§ **Activity**:
Your task is to return all of the records exactly, minus any images.

§ **Data records**:

__________

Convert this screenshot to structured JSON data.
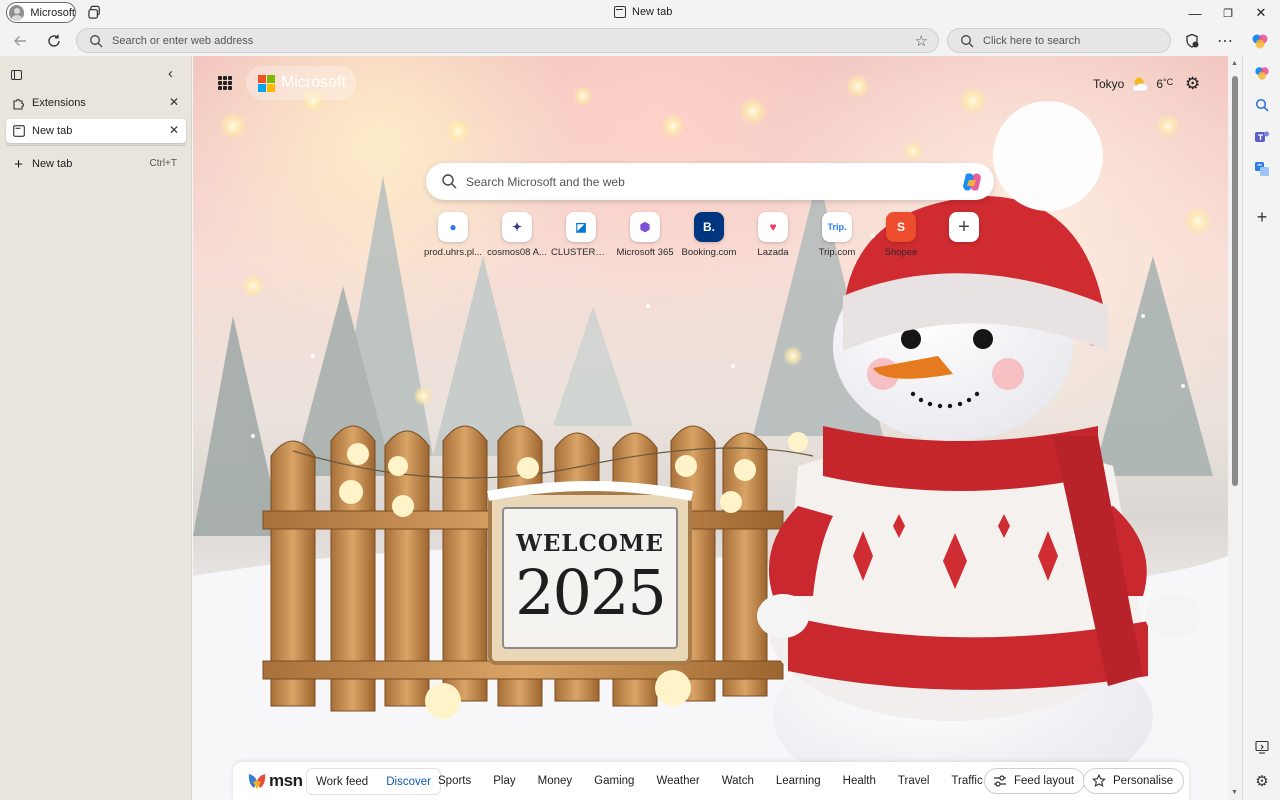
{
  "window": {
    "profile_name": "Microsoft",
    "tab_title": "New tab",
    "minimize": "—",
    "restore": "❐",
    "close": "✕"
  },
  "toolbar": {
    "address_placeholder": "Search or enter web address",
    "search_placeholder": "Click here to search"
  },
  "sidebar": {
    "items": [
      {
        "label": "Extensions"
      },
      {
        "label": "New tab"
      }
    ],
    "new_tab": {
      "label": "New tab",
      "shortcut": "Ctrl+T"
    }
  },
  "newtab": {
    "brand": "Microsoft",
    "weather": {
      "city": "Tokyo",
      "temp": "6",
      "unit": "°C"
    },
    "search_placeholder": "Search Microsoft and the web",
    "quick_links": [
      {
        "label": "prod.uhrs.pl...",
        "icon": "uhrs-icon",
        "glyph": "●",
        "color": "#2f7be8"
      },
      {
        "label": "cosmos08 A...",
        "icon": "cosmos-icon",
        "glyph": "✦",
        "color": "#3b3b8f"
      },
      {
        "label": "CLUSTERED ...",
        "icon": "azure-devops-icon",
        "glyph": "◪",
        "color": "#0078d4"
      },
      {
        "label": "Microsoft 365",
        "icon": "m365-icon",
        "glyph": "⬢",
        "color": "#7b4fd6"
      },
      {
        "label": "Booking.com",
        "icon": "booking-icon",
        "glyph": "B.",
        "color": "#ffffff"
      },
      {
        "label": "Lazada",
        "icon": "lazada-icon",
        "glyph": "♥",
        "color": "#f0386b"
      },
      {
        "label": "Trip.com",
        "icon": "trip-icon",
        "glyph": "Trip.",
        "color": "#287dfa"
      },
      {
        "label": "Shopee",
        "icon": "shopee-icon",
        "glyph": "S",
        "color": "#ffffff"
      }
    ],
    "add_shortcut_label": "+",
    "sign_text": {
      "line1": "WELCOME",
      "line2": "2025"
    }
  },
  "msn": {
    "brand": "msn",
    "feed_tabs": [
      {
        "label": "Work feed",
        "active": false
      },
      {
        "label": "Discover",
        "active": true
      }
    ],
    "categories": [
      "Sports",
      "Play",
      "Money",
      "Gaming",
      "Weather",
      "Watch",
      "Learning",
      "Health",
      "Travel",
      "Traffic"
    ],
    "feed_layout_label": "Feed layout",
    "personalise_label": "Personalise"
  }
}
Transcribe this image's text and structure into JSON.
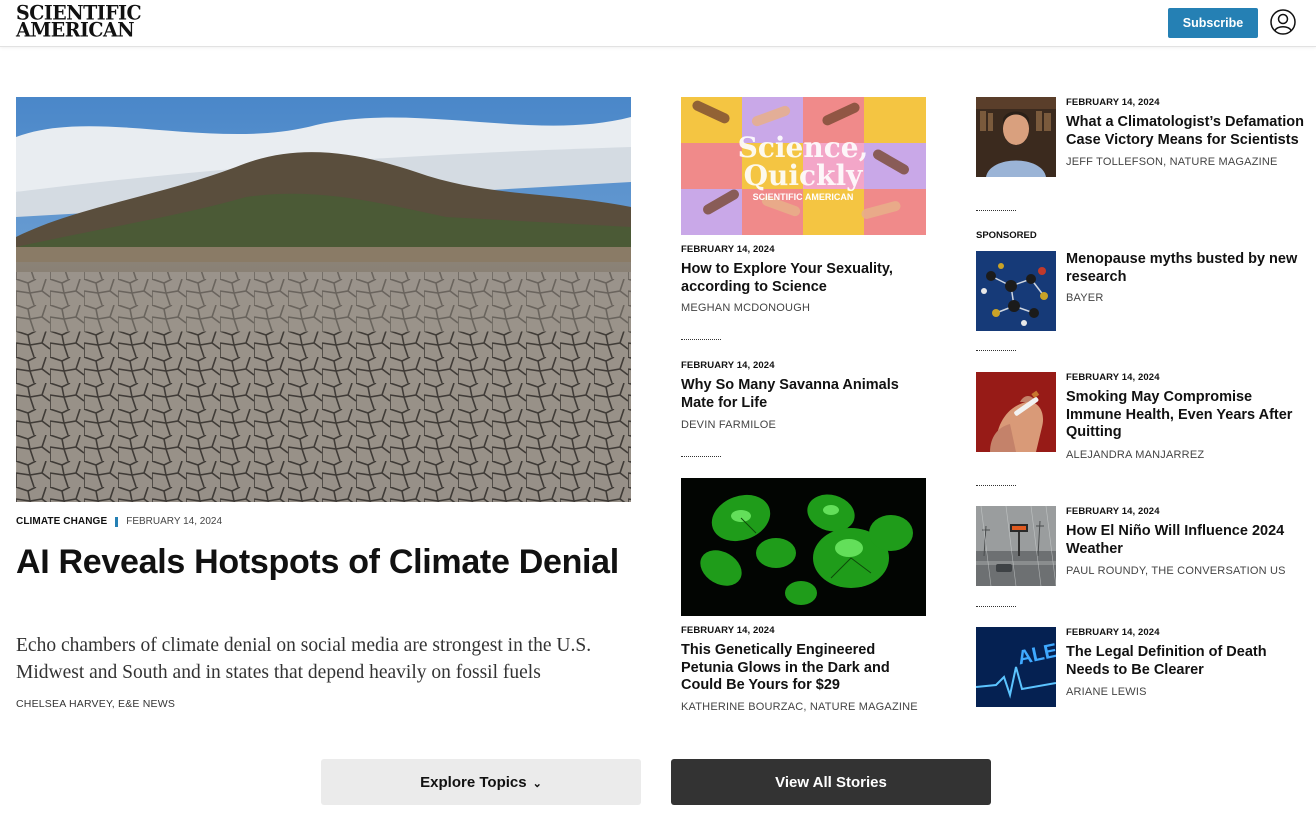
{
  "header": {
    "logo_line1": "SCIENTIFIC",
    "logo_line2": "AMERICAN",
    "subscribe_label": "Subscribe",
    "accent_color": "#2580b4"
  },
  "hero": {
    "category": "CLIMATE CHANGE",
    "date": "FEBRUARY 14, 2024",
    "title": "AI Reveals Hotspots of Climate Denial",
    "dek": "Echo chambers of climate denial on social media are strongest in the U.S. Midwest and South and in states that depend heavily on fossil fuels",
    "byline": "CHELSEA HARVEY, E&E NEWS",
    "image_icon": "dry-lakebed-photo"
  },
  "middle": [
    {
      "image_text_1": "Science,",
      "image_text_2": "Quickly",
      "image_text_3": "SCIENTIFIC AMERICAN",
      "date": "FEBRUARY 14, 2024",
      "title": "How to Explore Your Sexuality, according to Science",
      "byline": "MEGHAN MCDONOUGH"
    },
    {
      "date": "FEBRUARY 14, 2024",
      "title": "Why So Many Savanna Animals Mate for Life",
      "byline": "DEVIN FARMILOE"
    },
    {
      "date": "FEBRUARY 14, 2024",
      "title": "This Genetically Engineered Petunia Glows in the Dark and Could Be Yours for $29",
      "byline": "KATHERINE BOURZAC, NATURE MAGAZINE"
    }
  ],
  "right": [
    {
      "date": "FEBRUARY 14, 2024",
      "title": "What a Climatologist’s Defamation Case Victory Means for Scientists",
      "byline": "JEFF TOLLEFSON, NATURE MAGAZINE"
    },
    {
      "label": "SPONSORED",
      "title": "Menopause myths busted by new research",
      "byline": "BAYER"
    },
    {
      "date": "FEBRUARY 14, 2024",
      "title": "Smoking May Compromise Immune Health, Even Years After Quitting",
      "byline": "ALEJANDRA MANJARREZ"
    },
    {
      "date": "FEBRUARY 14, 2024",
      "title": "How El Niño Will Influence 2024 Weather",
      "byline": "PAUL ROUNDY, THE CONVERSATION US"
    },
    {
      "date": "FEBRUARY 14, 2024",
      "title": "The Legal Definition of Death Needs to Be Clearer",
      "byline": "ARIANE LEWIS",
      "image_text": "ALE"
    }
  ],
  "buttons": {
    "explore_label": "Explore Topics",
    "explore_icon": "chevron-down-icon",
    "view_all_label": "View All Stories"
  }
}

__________

§ **Solution to the exercise**:
Convert this screenshot to structured JSON data.
{
  "window": {
    "profile_name": "Microsoft",
    "tab_title": "New tab",
    "minimize": "—",
    "restore": "❐",
    "close": "✕"
  },
  "toolbar": {
    "address_placeholder": "Search or enter web address",
    "search_placeholder": "Click here to search"
  },
  "sidebar": {
    "items": [
      {
        "label": "Extensions"
      },
      {
        "label": "New tab"
      }
    ],
    "new_tab": {
      "label": "New tab",
      "shortcut": "Ctrl+T"
    }
  },
  "newtab": {
    "brand": "Microsoft",
    "weather": {
      "city": "Tokyo",
      "temp": "6",
      "unit": "°C"
    },
    "search_placeholder": "Search Microsoft and the web",
    "quick_links": [
      {
        "label": "prod.uhrs.pl...",
        "icon": "uhrs-icon",
        "glyph": "●",
        "color": "#2f7be8"
      },
      {
        "label": "cosmos08 A...",
        "icon": "cosmos-icon",
        "glyph": "✦",
        "color": "#3b3b8f"
      },
      {
        "label": "CLUSTERED ...",
        "icon": "azure-devops-icon",
        "glyph": "◪",
        "color": "#0078d4"
      },
      {
        "label": "Microsoft 365",
        "icon": "m365-icon",
        "glyph": "⬢",
        "color": "#7b4fd6"
      },
      {
        "label": "Booking.com",
        "icon": "booking-icon",
        "glyph": "B.",
        "color": "#ffffff"
      },
      {
        "label": "Lazada",
        "icon": "lazada-icon",
        "glyph": "♥",
        "color": "#f0386b"
      },
      {
        "label": "Trip.com",
        "icon": "trip-icon",
        "glyph": "Trip.",
        "color": "#287dfa"
      },
      {
        "label": "Shopee",
        "icon": "shopee-icon",
        "glyph": "S",
        "color": "#ffffff"
      }
    ],
    "add_shortcut_label": "+",
    "sign_text": {
      "line1": "WELCOME",
      "line2": "2025"
    }
  },
  "msn": {
    "brand": "msn",
    "feed_tabs": [
      {
        "label": "Work feed",
        "active": false
      },
      {
        "label": "Discover",
        "active": true
      }
    ],
    "categories": [
      "Sports",
      "Play",
      "Money",
      "Gaming",
      "Weather",
      "Watch",
      "Learning",
      "Health",
      "Travel",
      "Traffic"
    ],
    "feed_layout_label": "Feed layout",
    "personalise_label": "Personalise"
  }
}
Transcribe this image's text and structure into JSON.
{
  "header": {
    "logo_line1": "SCIENTIFIC",
    "logo_line2": "AMERICAN",
    "subscribe_label": "Subscribe",
    "accent_color": "#2580b4"
  },
  "hero": {
    "category": "CLIMATE CHANGE",
    "date": "FEBRUARY 14, 2024",
    "title": "AI Reveals Hotspots of Climate Denial",
    "dek": "Echo chambers of climate denial on social media are strongest in the U.S. Midwest and South and in states that depend heavily on fossil fuels",
    "byline": "CHELSEA HARVEY, E&E NEWS",
    "image_icon": "dry-lakebed-photo"
  },
  "middle": [
    {
      "image_text_1": "Science,",
      "image_text_2": "Quickly",
      "image_text_3": "SCIENTIFIC AMERICAN",
      "date": "FEBRUARY 14, 2024",
      "title": "How to Explore Your Sexuality, according to Science",
      "byline": "MEGHAN MCDONOUGH"
    },
    {
      "date": "FEBRUARY 14, 2024",
      "title": "Why So Many Savanna Animals Mate for Life",
      "byline": "DEVIN FARMILOE"
    },
    {
      "date": "FEBRUARY 14, 2024",
      "title": "This Genetically Engineered Petunia Glows in the Dark and Could Be Yours for $29",
      "byline": "KATHERINE BOURZAC, NATURE MAGAZINE"
    }
  ],
  "right": [
    {
      "date": "FEBRUARY 14, 2024",
      "title": "What a Climatologist’s Defamation Case Victory Means for Scientists",
      "byline": "JEFF TOLLEFSON, NATURE MAGAZINE"
    },
    {
      "label": "SPONSORED",
      "title": "Menopause myths busted by new research",
      "byline": "BAYER"
    },
    {
      "date": "FEBRUARY 14, 2024",
      "title": "Smoking May Compromise Immune Health, Even Years After Quitting",
      "byline": "ALEJANDRA MANJARREZ"
    },
    {
      "date": "FEBRUARY 14, 2024",
      "title": "How El Niño Will Influence 2024 Weather",
      "byline": "PAUL ROUNDY, THE CONVERSATION US"
    },
    {
      "date": "FEBRUARY 14, 2024",
      "title": "The Legal Definition of Death Needs to Be Clearer",
      "byline": "ARIANE LEWIS",
      "image_text": "ALE"
    }
  ],
  "buttons": {
    "explore_label": "Explore Topics",
    "explore_icon": "chevron-down-icon",
    "view_all_label": "View All Stories"
  }
}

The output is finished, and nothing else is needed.